Sheri’s Patriot Website.This salute to President George W. Bush will remain here until the Iraq conflict is over. This reflects the promise of young conservatives across the U.S.A. to stand by our Commander in Chief!” Godd Bless America and is great because of Jesus Christ, and if we lose Christ we lose our greatness.” America Triumphant, the movie, and America We Stand as One.

Certain Phenomena

“When you come across something like this, it is hard to remain clam and refrain from contemplating people’s ignorance”: Woman pregnant for forty-six years. Woman with fetus in heart forever. “Indeed, circular patterns of concentrated light have been seen to glow on buildings across the northeastern United States and beyond.” “Please Click On His Payment to visit my other pages” (like The Jesus Slide Show). “Without presenting any evidence whatsoever that what he says is correct, Volpe has informed his students that . . . evolution is a fact.”

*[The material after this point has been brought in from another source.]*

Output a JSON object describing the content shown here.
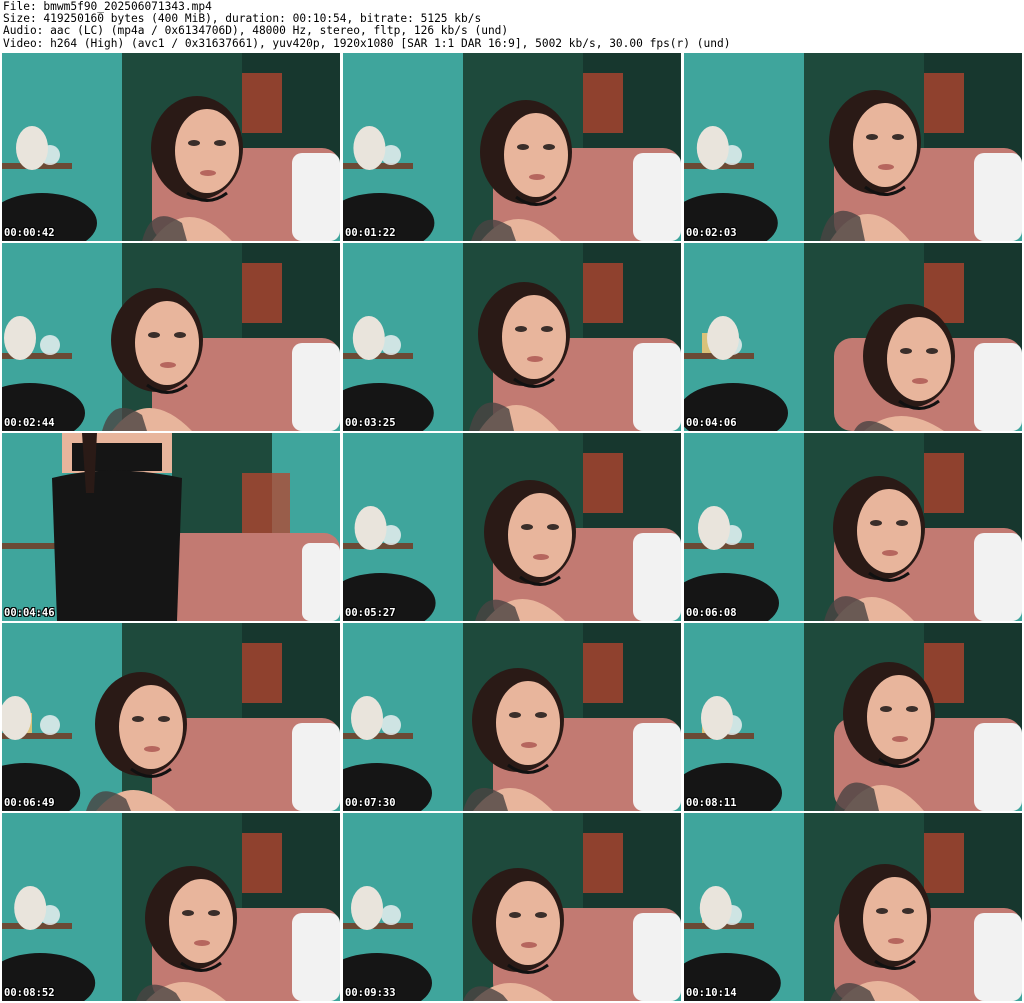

Charming Superstition

"X = Not a Whole Lot"
-- John Allen Paulos in The Guardian, 11/18/04:

Excuse my mathematician's obsession with coin flips, but consider this. There is a large bloc of people who will vote for the Republican candidate no matter what, and a similarly reliable Democratic bloc of roughly the same size. There is also a smaller group of voters who either do not have fixed opinions or are otherwise open to changing their vote.

To an extent, these latter people's votes (and thus elections themselves) are determined by chance (external events, campaign gaffes, etc).

So what conclusion would we draw about a coin that landed heads two or three times out of four flips (or about a sequence of two or three Democratic victories in the last four elections)? The answer, of course, is that we would draw no conclusions at all.

One reason we tend to draw far-reaching conclusions about elections is the charming superstition that significant events must be the consequence of significant events.

This psychological foible is illustrated by an experiment in which a group of subjects is told that a man parked his car on a hill. It then rolled into a fire hydrant. A second group is told that the car rolled into a pedestrian.

The members of the first group generally view the event as an accident; the members of the second generally hold the driver responsible. People are more likely to attribute an event to an agent than to chance if it has momentous or emotional implications. Likewise with elections.


“Philosophy is like being in a dark room and looking for a black cat. Metaphysics is like being in a dark room and looking for a black cat that isn’t there. Theology is like being in a dark room and looking for a black cat that isn’t there and shouting ‘I found it!’” — Atheists of Silicon Valley. Inevitably, The Church of Euthanasia and Landover Baptist Church. Free deliverance at An appearance of the Holy Spirit at a Citgo station in Clarksville, Arkansas. Perhaps Ashtar Sheran has the answer. Christian gifts. A miracle arrangement consultancy. The Official God FAQ. Important information about Hell. Jesus revealed in the clouds.’s directory of personal Christian websites — see also The Jesus Picture. The Jesus Nebula. The Cavalcade of Bad Nativities. Jesus of the Week. Johnny the Baptist,